* Required work *
Print out the entries that follow exactly, missing none.

***** Source data

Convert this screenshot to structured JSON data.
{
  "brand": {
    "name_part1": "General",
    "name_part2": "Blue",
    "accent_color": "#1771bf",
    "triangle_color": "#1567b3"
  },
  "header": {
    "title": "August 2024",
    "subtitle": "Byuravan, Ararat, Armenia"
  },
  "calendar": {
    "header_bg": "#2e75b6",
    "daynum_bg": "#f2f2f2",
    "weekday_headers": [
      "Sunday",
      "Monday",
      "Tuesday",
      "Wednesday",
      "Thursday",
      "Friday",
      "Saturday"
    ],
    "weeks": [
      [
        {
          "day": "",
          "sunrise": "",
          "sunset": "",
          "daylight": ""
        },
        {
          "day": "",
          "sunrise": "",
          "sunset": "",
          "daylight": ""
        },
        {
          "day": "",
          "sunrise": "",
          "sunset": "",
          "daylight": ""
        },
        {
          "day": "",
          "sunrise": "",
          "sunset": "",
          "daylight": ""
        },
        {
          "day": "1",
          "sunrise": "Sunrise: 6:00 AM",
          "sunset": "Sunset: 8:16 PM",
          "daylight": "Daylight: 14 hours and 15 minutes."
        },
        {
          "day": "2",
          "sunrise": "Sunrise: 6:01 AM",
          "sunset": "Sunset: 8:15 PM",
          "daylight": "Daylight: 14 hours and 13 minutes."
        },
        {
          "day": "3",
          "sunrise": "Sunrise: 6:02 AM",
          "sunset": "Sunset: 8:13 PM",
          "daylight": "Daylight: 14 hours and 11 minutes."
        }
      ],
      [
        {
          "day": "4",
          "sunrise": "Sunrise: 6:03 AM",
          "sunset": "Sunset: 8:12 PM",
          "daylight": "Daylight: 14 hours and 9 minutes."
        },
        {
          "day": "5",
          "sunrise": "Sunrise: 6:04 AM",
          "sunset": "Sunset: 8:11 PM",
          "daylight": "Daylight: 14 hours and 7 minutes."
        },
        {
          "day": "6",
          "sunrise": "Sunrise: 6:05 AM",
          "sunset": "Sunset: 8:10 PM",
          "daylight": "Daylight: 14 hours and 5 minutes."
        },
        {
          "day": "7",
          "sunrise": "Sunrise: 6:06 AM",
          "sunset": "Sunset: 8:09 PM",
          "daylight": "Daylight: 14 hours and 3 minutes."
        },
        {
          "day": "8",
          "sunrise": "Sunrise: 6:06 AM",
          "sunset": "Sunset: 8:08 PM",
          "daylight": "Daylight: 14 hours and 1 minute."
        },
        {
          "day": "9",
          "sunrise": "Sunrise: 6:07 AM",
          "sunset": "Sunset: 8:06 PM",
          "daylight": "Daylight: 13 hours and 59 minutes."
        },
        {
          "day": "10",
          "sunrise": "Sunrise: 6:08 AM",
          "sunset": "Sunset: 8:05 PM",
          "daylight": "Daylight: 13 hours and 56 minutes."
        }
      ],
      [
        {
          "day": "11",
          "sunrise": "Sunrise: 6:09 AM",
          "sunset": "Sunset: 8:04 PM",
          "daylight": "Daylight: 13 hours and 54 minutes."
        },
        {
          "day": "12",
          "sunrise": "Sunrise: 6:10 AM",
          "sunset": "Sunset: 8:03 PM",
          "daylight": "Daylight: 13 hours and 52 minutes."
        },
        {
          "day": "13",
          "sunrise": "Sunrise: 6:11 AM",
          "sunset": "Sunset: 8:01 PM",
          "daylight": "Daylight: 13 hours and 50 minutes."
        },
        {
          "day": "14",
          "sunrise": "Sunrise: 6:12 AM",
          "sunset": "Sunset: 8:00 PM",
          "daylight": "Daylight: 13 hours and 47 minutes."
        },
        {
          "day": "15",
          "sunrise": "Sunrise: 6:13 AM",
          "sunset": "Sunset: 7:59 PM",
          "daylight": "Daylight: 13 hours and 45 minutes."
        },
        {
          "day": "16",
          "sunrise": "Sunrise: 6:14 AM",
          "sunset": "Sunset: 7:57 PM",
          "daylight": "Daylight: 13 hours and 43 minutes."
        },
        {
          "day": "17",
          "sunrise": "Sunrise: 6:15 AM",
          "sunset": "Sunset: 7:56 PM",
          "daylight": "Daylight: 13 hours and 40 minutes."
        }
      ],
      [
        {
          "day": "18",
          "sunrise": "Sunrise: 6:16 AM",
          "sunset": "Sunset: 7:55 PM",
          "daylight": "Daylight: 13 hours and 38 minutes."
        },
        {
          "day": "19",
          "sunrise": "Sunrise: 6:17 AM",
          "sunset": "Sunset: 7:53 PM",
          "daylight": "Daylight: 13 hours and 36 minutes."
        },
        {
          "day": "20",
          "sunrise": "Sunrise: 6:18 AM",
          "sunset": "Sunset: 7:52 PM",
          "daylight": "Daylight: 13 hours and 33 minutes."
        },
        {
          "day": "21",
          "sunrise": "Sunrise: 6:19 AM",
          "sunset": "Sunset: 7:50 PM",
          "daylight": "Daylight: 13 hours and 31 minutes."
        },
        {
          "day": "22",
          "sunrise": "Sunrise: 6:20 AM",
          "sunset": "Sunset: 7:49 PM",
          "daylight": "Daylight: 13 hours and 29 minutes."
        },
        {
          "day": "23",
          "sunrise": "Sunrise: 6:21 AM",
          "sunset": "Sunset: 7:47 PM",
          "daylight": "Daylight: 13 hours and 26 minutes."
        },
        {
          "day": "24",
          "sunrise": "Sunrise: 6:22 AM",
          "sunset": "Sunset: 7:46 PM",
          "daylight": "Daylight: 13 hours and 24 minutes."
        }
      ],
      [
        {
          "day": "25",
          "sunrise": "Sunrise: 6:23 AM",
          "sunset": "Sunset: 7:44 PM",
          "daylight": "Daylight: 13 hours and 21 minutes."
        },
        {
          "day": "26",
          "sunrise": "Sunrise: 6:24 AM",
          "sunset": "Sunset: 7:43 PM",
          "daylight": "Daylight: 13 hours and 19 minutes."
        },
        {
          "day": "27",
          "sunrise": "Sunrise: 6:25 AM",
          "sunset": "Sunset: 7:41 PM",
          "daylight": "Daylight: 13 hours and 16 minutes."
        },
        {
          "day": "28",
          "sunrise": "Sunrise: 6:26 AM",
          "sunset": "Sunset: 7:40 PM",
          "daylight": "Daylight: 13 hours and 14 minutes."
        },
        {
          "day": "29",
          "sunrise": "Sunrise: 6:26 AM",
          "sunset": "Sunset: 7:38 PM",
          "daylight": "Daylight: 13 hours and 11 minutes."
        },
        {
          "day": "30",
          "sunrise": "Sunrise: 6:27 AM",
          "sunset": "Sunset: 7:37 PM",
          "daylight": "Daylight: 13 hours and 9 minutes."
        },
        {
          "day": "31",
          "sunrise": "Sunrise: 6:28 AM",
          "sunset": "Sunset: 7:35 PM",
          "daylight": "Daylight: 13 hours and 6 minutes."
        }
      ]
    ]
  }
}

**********

* Task response *
Convert this screenshot to structured JSON data.
{
  "brand": {
    "name_part1": "General",
    "name_part2": "Blue",
    "accent_color": "#1771bf",
    "triangle_color": "#1567b3"
  },
  "header": {
    "title": "August 2024",
    "subtitle": "Byuravan, Ararat, Armenia"
  },
  "calendar": {
    "header_bg": "#2e75b6",
    "daynum_bg": "#f2f2f2",
    "weekday_headers": [
      "Sunday",
      "Monday",
      "Tuesday",
      "Wednesday",
      "Thursday",
      "Friday",
      "Saturday"
    ],
    "weeks": [
      [
        {
          "day": "",
          "sunrise": "",
          "sunset": "",
          "daylight": ""
        },
        {
          "day": "",
          "sunrise": "",
          "sunset": "",
          "daylight": ""
        },
        {
          "day": "",
          "sunrise": "",
          "sunset": "",
          "daylight": ""
        },
        {
          "day": "",
          "sunrise": "",
          "sunset": "",
          "daylight": ""
        },
        {
          "day": "1",
          "sunrise": "Sunrise: 6:00 AM",
          "sunset": "Sunset: 8:16 PM",
          "daylight": "Daylight: 14 hours and 15 minutes."
        },
        {
          "day": "2",
          "sunrise": "Sunrise: 6:01 AM",
          "sunset": "Sunset: 8:15 PM",
          "daylight": "Daylight: 14 hours and 13 minutes."
        },
        {
          "day": "3",
          "sunrise": "Sunrise: 6:02 AM",
          "sunset": "Sunset: 8:13 PM",
          "daylight": "Daylight: 14 hours and 11 minutes."
        }
      ],
      [
        {
          "day": "4",
          "sunrise": "Sunrise: 6:03 AM",
          "sunset": "Sunset: 8:12 PM",
          "daylight": "Daylight: 14 hours and 9 minutes."
        },
        {
          "day": "5",
          "sunrise": "Sunrise: 6:04 AM",
          "sunset": "Sunset: 8:11 PM",
          "daylight": "Daylight: 14 hours and 7 minutes."
        },
        {
          "day": "6",
          "sunrise": "Sunrise: 6:05 AM",
          "sunset": "Sunset: 8:10 PM",
          "daylight": "Daylight: 14 hours and 5 minutes."
        },
        {
          "day": "7",
          "sunrise": "Sunrise: 6:06 AM",
          "sunset": "Sunset: 8:09 PM",
          "daylight": "Daylight: 14 hours and 3 minutes."
        },
        {
          "day": "8",
          "sunrise": "Sunrise: 6:06 AM",
          "sunset": "Sunset: 8:08 PM",
          "daylight": "Daylight: 14 hours and 1 minute."
        },
        {
          "day": "9",
          "sunrise": "Sunrise: 6:07 AM",
          "sunset": "Sunset: 8:06 PM",
          "daylight": "Daylight: 13 hours and 59 minutes."
        },
        {
          "day": "10",
          "sunrise": "Sunrise: 6:08 AM",
          "sunset": "Sunset: 8:05 PM",
          "daylight": "Daylight: 13 hours and 56 minutes."
        }
      ],
      [
        {
          "day": "11",
          "sunrise": "Sunrise: 6:09 AM",
          "sunset": "Sunset: 8:04 PM",
          "daylight": "Daylight: 13 hours and 54 minutes."
        },
        {
          "day": "12",
          "sunrise": "Sunrise: 6:10 AM",
          "sunset": "Sunset: 8:03 PM",
          "daylight": "Daylight: 13 hours and 52 minutes."
        },
        {
          "day": "13",
          "sunrise": "Sunrise: 6:11 AM",
          "sunset": "Sunset: 8:01 PM",
          "daylight": "Daylight: 13 hours and 50 minutes."
        },
        {
          "day": "14",
          "sunrise": "Sunrise: 6:12 AM",
          "sunset": "Sunset: 8:00 PM",
          "daylight": "Daylight: 13 hours and 47 minutes."
        },
        {
          "day": "15",
          "sunrise": "Sunrise: 6:13 AM",
          "sunset": "Sunset: 7:59 PM",
          "daylight": "Daylight: 13 hours and 45 minutes."
        },
        {
          "day": "16",
          "sunrise": "Sunrise: 6:14 AM",
          "sunset": "Sunset: 7:57 PM",
          "daylight": "Daylight: 13 hours and 43 minutes."
        },
        {
          "day": "17",
          "sunrise": "Sunrise: 6:15 AM",
          "sunset": "Sunset: 7:56 PM",
          "daylight": "Daylight: 13 hours and 40 minutes."
        }
      ],
      [
        {
          "day": "18",
          "sunrise": "Sunrise: 6:16 AM",
          "sunset": "Sunset: 7:55 PM",
          "daylight": "Daylight: 13 hours and 38 minutes."
        },
        {
          "day": "19",
          "sunrise": "Sunrise: 6:17 AM",
          "sunset": "Sunset: 7:53 PM",
          "daylight": "Daylight: 13 hours and 36 minutes."
        },
        {
          "day": "20",
          "sunrise": "Sunrise: 6:18 AM",
          "sunset": "Sunset: 7:52 PM",
          "daylight": "Daylight: 13 hours and 33 minutes."
        },
        {
          "day": "21",
          "sunrise": "Sunrise: 6:19 AM",
          "sunset": "Sunset: 7:50 PM",
          "daylight": "Daylight: 13 hours and 31 minutes."
        },
        {
          "day": "22",
          "sunrise": "Sunrise: 6:20 AM",
          "sunset": "Sunset: 7:49 PM",
          "daylight": "Daylight: 13 hours and 29 minutes."
        },
        {
          "day": "23",
          "sunrise": "Sunrise: 6:21 AM",
          "sunset": "Sunset: 7:47 PM",
          "daylight": "Daylight: 13 hours and 26 minutes."
        },
        {
          "day": "24",
          "sunrise": "Sunrise: 6:22 AM",
          "sunset": "Sunset: 7:46 PM",
          "daylight": "Daylight: 13 hours and 24 minutes."
        }
      ],
      [
        {
          "day": "25",
          "sunrise": "Sunrise: 6:23 AM",
          "sunset": "Sunset: 7:44 PM",
          "daylight": "Daylight: 13 hours and 21 minutes."
        },
        {
          "day": "26",
          "sunrise": "Sunrise: 6:24 AM",
          "sunset": "Sunset: 7:43 PM",
          "daylight": "Daylight: 13 hours and 19 minutes."
        },
        {
          "day": "27",
          "sunrise": "Sunrise: 6:25 AM",
          "sunset": "Sunset: 7:41 PM",
          "daylight": "Daylight: 13 hours and 16 minutes."
        },
        {
          "day": "28",
          "sunrise": "Sunrise: 6:26 AM",
          "sunset": "Sunset: 7:40 PM",
          "daylight": "Daylight: 13 hours and 14 minutes."
        },
        {
          "day": "29",
          "sunrise": "Sunrise: 6:26 AM",
          "sunset": "Sunset: 7:38 PM",
          "daylight": "Daylight: 13 hours and 11 minutes."
        },
        {
          "day": "30",
          "sunrise": "Sunrise: 6:27 AM",
          "sunset": "Sunset: 7:37 PM",
          "daylight": "Daylight: 13 hours and 9 minutes."
        },
        {
          "day": "31",
          "sunrise": "Sunrise: 6:28 AM",
          "sunset": "Sunset: 7:35 PM",
          "daylight": "Daylight: 13 hours and 6 minutes."
        }
      ]
    ]
  }
}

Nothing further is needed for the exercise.